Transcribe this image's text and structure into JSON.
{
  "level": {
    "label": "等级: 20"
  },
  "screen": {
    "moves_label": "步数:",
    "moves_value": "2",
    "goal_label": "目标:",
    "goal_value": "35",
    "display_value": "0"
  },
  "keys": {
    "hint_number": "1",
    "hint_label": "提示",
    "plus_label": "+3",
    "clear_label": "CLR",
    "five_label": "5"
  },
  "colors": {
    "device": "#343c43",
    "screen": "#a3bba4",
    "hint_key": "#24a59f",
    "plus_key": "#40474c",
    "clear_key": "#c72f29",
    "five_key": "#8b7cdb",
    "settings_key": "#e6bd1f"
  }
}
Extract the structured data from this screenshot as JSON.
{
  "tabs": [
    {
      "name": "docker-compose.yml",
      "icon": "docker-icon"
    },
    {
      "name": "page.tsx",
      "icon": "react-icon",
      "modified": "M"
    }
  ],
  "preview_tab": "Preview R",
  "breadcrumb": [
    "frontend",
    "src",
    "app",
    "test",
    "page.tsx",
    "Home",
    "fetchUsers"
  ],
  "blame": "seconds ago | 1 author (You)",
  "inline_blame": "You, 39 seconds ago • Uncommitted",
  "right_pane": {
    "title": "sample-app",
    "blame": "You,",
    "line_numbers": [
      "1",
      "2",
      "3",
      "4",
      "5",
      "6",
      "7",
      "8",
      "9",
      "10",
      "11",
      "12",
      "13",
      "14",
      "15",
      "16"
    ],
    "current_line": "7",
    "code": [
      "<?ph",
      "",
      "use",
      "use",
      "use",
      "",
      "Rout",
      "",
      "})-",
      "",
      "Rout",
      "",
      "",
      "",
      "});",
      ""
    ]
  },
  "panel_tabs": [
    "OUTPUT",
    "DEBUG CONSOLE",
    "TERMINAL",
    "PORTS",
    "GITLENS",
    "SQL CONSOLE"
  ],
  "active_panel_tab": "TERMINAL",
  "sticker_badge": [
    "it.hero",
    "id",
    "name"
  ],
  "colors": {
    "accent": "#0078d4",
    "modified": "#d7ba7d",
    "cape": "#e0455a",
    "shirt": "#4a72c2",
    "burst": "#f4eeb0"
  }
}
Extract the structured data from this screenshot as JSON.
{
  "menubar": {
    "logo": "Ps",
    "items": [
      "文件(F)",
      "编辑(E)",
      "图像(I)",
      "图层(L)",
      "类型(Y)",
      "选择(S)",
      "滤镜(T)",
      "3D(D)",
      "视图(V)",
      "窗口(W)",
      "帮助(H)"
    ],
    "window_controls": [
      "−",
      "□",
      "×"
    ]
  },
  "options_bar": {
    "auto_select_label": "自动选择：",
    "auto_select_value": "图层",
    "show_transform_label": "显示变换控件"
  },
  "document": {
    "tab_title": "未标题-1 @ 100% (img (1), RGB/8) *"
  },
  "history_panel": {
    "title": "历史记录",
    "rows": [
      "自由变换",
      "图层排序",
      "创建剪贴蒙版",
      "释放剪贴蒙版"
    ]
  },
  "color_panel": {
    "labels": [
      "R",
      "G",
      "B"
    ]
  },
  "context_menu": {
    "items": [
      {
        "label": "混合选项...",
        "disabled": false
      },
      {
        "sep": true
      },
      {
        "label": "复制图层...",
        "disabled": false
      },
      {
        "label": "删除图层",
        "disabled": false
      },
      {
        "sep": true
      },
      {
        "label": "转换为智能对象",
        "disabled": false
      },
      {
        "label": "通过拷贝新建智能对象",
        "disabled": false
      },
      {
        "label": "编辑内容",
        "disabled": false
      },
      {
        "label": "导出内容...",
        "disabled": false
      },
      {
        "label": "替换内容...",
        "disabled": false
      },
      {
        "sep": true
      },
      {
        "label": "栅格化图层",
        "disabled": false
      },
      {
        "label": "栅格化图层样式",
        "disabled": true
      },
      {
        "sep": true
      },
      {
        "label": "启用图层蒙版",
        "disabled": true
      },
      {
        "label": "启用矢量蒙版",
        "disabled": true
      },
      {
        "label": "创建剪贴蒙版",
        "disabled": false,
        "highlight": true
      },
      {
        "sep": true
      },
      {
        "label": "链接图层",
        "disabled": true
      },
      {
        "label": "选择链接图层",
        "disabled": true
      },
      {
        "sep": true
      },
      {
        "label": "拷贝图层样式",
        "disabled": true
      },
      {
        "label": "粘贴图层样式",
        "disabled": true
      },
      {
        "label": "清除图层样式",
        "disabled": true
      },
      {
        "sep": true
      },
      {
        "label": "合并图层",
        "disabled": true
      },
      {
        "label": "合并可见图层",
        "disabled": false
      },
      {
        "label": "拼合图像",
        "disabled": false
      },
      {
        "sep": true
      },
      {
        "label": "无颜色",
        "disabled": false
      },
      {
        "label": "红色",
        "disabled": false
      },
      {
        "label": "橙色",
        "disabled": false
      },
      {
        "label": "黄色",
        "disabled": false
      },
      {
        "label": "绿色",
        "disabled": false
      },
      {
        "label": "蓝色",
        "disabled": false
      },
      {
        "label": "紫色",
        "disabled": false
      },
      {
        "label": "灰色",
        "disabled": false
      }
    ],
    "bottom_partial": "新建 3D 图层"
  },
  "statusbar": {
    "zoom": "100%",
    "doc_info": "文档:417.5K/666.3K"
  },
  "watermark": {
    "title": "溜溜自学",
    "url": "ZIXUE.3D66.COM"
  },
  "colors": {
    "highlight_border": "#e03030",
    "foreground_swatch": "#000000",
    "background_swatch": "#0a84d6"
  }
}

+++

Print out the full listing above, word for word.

> [RESULT FOR THIS TASK]
Transcribe this image's text and structure into JSON.
{
  "level": {
    "label": "等级: 20"
  },
  "screen": {
    "moves_label": "步数:",
    "moves_value": "2",
    "goal_label": "目标:",
    "goal_value": "35",
    "display_value": "0"
  },
  "keys": {
    "hint_number": "1",
    "hint_label": "提示",
    "plus_label": "+3",
    "clear_label": "CLR",
    "five_label": "5"
  },
  "colors": {
    "device": "#343c43",
    "screen": "#a3bba4",
    "hint_key": "#24a59f",
    "plus_key": "#40474c",
    "clear_key": "#c72f29",
    "five_key": "#8b7cdb",
    "settings_key": "#e6bd1f"
  }
}
Extract the structured data from this screenshot as JSON.
{
  "tabs": [
    {
      "name": "docker-compose.yml",
      "icon": "docker-icon"
    },
    {
      "name": "page.tsx",
      "icon": "react-icon",
      "modified": "M"
    }
  ],
  "preview_tab": "Preview R",
  "breadcrumb": [
    "frontend",
    "src",
    "app",
    "test",
    "page.tsx",
    "Home",
    "fetchUsers"
  ],
  "blame": "seconds ago | 1 author (You)",
  "inline_blame": "You, 39 seconds ago • Uncommitted",
  "right_pane": {
    "title": "sample-app",
    "blame": "You,",
    "line_numbers": [
      "1",
      "2",
      "3",
      "4",
      "5",
      "6",
      "7",
      "8",
      "9",
      "10",
      "11",
      "12",
      "13",
      "14",
      "15",
      "16"
    ],
    "current_line": "7",
    "code": [
      "<?ph",
      "",
      "use",
      "use",
      "use",
      "",
      "Rout",
      "",
      "})-",
      "",
      "Rout",
      "",
      "",
      "",
      "});",
      ""
    ]
  },
  "panel_tabs": [
    "OUTPUT",
    "DEBUG CONSOLE",
    "TERMINAL",
    "PORTS",
    "GITLENS",
    "SQL CONSOLE"
  ],
  "active_panel_tab": "TERMINAL",
  "sticker_badge": [
    "it.hero",
    "id",
    "name"
  ],
  "colors": {
    "accent": "#0078d4",
    "modified": "#d7ba7d",
    "cape": "#e0455a",
    "shirt": "#4a72c2",
    "burst": "#f4eeb0"
  }
}
Extract the structured data from this screenshot as JSON.
{
  "menubar": {
    "logo": "Ps",
    "items": [
      "文件(F)",
      "编辑(E)",
      "图像(I)",
      "图层(L)",
      "类型(Y)",
      "选择(S)",
      "滤镜(T)",
      "3D(D)",
      "视图(V)",
      "窗口(W)",
      "帮助(H)"
    ],
    "window_controls": [
      "−",
      "□",
      "×"
    ]
  },
  "options_bar": {
    "auto_select_label": "自动选择：",
    "auto_select_value": "图层",
    "show_transform_label": "显示变换控件"
  },
  "document": {
    "tab_title": "未标题-1 @ 100% (img (1), RGB/8) *"
  },
  "history_panel": {
    "title": "历史记录",
    "rows": [
      "自由变换",
      "图层排序",
      "创建剪贴蒙版",
      "释放剪贴蒙版"
    ]
  },
  "color_panel": {
    "labels": [
      "R",
      "G",
      "B"
    ]
  },
  "context_menu": {
    "items": [
      {
        "label": "混合选项...",
        "disabled": false
      },
      {
        "sep": true
      },
      {
        "label": "复制图层...",
        "disabled": false
      },
      {
        "label": "删除图层",
        "disabled": false
      },
      {
        "sep": true
      },
      {
        "label": "转换为智能对象",
        "disabled": false
      },
      {
        "label": "通过拷贝新建智能对象",
        "disabled": false
      },
      {
        "label": "编辑内容",
        "disabled": false
      },
      {
        "label": "导出内容...",
        "disabled": false
      },
      {
        "label": "替换内容...",
        "disabled": false
      },
      {
        "sep": true
      },
      {
        "label": "栅格化图层",
        "disabled": false
      },
      {
        "label": "栅格化图层样式",
        "disabled": true
      },
      {
        "sep": true
      },
      {
        "label": "启用图层蒙版",
        "disabled": true
      },
      {
        "label": "启用矢量蒙版",
        "disabled": true
      },
      {
        "label": "创建剪贴蒙版",
        "disabled": false,
        "highlight": true
      },
      {
        "sep": true
      },
      {
        "label": "链接图层",
        "disabled": true
      },
      {
        "label": "选择链接图层",
        "disabled": true
      },
      {
        "sep": true
      },
      {
        "label": "拷贝图层样式",
        "disabled": true
      },
      {
        "label": "粘贴图层样式",
        "disabled": true
      },
      {
        "label": "清除图层样式",
        "disabled": true
      },
      {
        "sep": true
      },
      {
        "label": "合并图层",
        "disabled": true
      },
      {
        "label": "合并可见图层",
        "disabled": false
      },
      {
        "label": "拼合图像",
        "disabled": false
      },
      {
        "sep": true
      },
      {
        "label": "无颜色",
        "disabled": false
      },
      {
        "label": "红色",
        "disabled": false
      },
      {
        "label": "橙色",
        "disabled": false
      },
      {
        "label": "黄色",
        "disabled": false
      },
      {
        "label": "绿色",
        "disabled": false
      },
      {
        "label": "蓝色",
        "disabled": false
      },
      {
        "label": "紫色",
        "disabled": false
      },
      {
        "label": "灰色",
        "disabled": false
      }
    ],
    "bottom_partial": "新建 3D 图层"
  },
  "statusbar": {
    "zoom": "100%",
    "doc_info": "文档:417.5K/666.3K"
  },
  "watermark": {
    "title": "溜溜自学",
    "url": "ZIXUE.3D66.COM"
  },
  "colors": {
    "highlight_border": "#e03030",
    "foreground_swatch": "#000000",
    "background_swatch": "#0a84d6"
  }
}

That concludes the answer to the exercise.